WHAT YOU HAVE TO DO: Return every record exactly as written.
----
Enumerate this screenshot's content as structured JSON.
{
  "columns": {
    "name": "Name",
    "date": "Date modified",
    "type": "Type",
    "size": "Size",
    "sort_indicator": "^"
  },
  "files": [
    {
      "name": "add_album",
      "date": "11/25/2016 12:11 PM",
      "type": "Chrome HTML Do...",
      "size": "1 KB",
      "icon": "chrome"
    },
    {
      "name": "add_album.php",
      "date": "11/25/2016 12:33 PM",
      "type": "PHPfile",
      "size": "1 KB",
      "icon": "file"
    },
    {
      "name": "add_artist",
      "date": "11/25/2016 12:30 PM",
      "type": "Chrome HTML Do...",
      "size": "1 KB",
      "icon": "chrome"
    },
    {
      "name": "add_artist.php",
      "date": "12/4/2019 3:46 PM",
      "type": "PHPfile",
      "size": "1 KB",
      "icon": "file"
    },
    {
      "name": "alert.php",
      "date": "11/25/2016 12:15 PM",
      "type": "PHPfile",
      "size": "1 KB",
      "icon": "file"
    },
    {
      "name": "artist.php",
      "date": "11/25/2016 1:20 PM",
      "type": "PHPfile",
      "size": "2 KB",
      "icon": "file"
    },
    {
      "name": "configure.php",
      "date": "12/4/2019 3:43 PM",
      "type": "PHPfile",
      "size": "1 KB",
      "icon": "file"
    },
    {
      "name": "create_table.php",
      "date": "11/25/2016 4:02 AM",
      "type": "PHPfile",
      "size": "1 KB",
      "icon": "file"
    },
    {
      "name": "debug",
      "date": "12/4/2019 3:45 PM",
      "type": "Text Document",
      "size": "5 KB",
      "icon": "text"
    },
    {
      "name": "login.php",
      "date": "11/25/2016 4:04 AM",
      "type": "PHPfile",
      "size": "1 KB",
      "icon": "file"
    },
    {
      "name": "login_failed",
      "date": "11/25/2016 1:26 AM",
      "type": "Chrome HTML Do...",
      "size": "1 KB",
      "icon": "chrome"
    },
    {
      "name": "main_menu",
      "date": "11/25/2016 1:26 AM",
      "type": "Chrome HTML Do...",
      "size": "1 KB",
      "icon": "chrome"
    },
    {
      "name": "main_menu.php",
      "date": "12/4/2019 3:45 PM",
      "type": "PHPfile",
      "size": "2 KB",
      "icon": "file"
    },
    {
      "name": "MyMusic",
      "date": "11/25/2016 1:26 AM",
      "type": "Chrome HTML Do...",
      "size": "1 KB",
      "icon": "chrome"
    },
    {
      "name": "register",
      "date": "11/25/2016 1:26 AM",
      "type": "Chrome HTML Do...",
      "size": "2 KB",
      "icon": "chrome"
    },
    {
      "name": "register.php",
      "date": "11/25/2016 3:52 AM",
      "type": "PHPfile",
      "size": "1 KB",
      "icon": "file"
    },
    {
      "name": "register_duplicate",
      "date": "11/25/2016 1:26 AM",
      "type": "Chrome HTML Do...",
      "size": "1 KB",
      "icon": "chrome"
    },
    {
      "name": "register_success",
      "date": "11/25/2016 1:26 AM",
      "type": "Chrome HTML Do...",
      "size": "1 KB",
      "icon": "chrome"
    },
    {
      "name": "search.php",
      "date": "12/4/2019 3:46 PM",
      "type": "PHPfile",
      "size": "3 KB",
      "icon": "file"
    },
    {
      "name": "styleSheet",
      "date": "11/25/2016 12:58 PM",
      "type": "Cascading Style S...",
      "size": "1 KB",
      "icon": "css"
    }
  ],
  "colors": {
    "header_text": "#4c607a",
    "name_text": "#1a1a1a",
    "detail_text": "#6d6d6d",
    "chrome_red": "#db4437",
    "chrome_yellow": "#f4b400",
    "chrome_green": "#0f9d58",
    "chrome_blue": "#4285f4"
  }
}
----
EXERCISE OUTPUT:
Enumerate this screenshot's content as structured JSON.
{
  "columns": {
    "name": "Name",
    "date": "Date modified",
    "type": "Type",
    "size": "Size",
    "sort_indicator": "^"
  },
  "files": [
    {
      "name": "add_album",
      "date": "11/25/2016 12:11 PM",
      "type": "Chrome HTML Do...",
      "size": "1 KB",
      "icon": "chrome"
    },
    {
      "name": "add_album.php",
      "date": "11/25/2016 12:33 PM",
      "type": "PHPfile",
      "size": "1 KB",
      "icon": "file"
    },
    {
      "name": "add_artist",
      "date": "11/25/2016 12:30 PM",
      "type": "Chrome HTML Do...",
      "size": "1 KB",
      "icon": "chrome"
    },
    {
      "name": "add_artist.php",
      "date": "12/4/2019 3:46 PM",
      "type": "PHPfile",
      "size": "1 KB",
      "icon": "file"
    },
    {
      "name": "alert.php",
      "date": "11/25/2016 12:15 PM",
      "type": "PHPfile",
      "size": "1 KB",
      "icon": "file"
    },
    {
      "name": "artist.php",
      "date": "11/25/2016 1:20 PM",
      "type": "PHPfile",
      "size": "2 KB",
      "icon": "file"
    },
    {
      "name": "configure.php",
      "date": "12/4/2019 3:43 PM",
      "type": "PHPfile",
      "size": "1 KB",
      "icon": "file"
    },
    {
      "name": "create_table.php",
      "date": "11/25/2016 4:02 AM",
      "type": "PHPfile",
      "size": "1 KB",
      "icon": "file"
    },
    {
      "name": "debug",
      "date": "12/4/2019 3:45 PM",
      "type": "Text Document",
      "size": "5 KB",
      "icon": "text"
    },
    {
      "name": "login.php",
      "date": "11/25/2016 4:04 AM",
      "type": "PHPfile",
      "size": "1 KB",
      "icon": "file"
    },
    {
      "name": "login_failed",
      "date": "11/25/2016 1:26 AM",
      "type": "Chrome HTML Do...",
      "size": "1 KB",
      "icon": "chrome"
    },
    {
      "name": "main_menu",
      "date": "11/25/2016 1:26 AM",
      "type": "Chrome HTML Do...",
      "size": "1 KB",
      "icon": "chrome"
    },
    {
      "name": "main_menu.php",
      "date": "12/4/2019 3:45 PM",
      "type": "PHPfile",
      "size": "2 KB",
      "icon": "file"
    },
    {
      "name": "MyMusic",
      "date": "11/25/2016 1:26 AM",
      "type": "Chrome HTML Do...",
      "size": "1 KB",
      "icon": "chrome"
    },
    {
      "name": "register",
      "date": "11/25/2016 1:26 AM",
      "type": "Chrome HTML Do...",
      "size": "2 KB",
      "icon": "chrome"
    },
    {
      "name": "register.php",
      "date": "11/25/2016 3:52 AM",
      "type": "PHPfile",
      "size": "1 KB",
      "icon": "file"
    },
    {
      "name": "register_duplicate",
      "date": "11/25/2016 1:26 AM",
      "type": "Chrome HTML Do...",
      "size": "1 KB",
      "icon": "chrome"
    },
    {
      "name": "register_success",
      "date": "11/25/2016 1:26 AM",
      "type": "Chrome HTML Do...",
      "size": "1 KB",
      "icon": "chrome"
    },
    {
      "name": "search.php",
      "date": "12/4/2019 3:46 PM",
      "type": "PHPfile",
      "size": "3 KB",
      "icon": "file"
    },
    {
      "name": "styleSheet",
      "date": "11/25/2016 12:58 PM",
      "type": "Cascading Style S...",
      "size": "1 KB",
      "icon": "css"
    }
  ],
  "colors": {
    "header_text": "#4c607a",
    "name_text": "#1a1a1a",
    "detail_text": "#6d6d6d",
    "chrome_red": "#db4437",
    "chrome_yellow": "#f4b400",
    "chrome_green": "#0f9d58",
    "chrome_blue": "#4285f4"
  }
}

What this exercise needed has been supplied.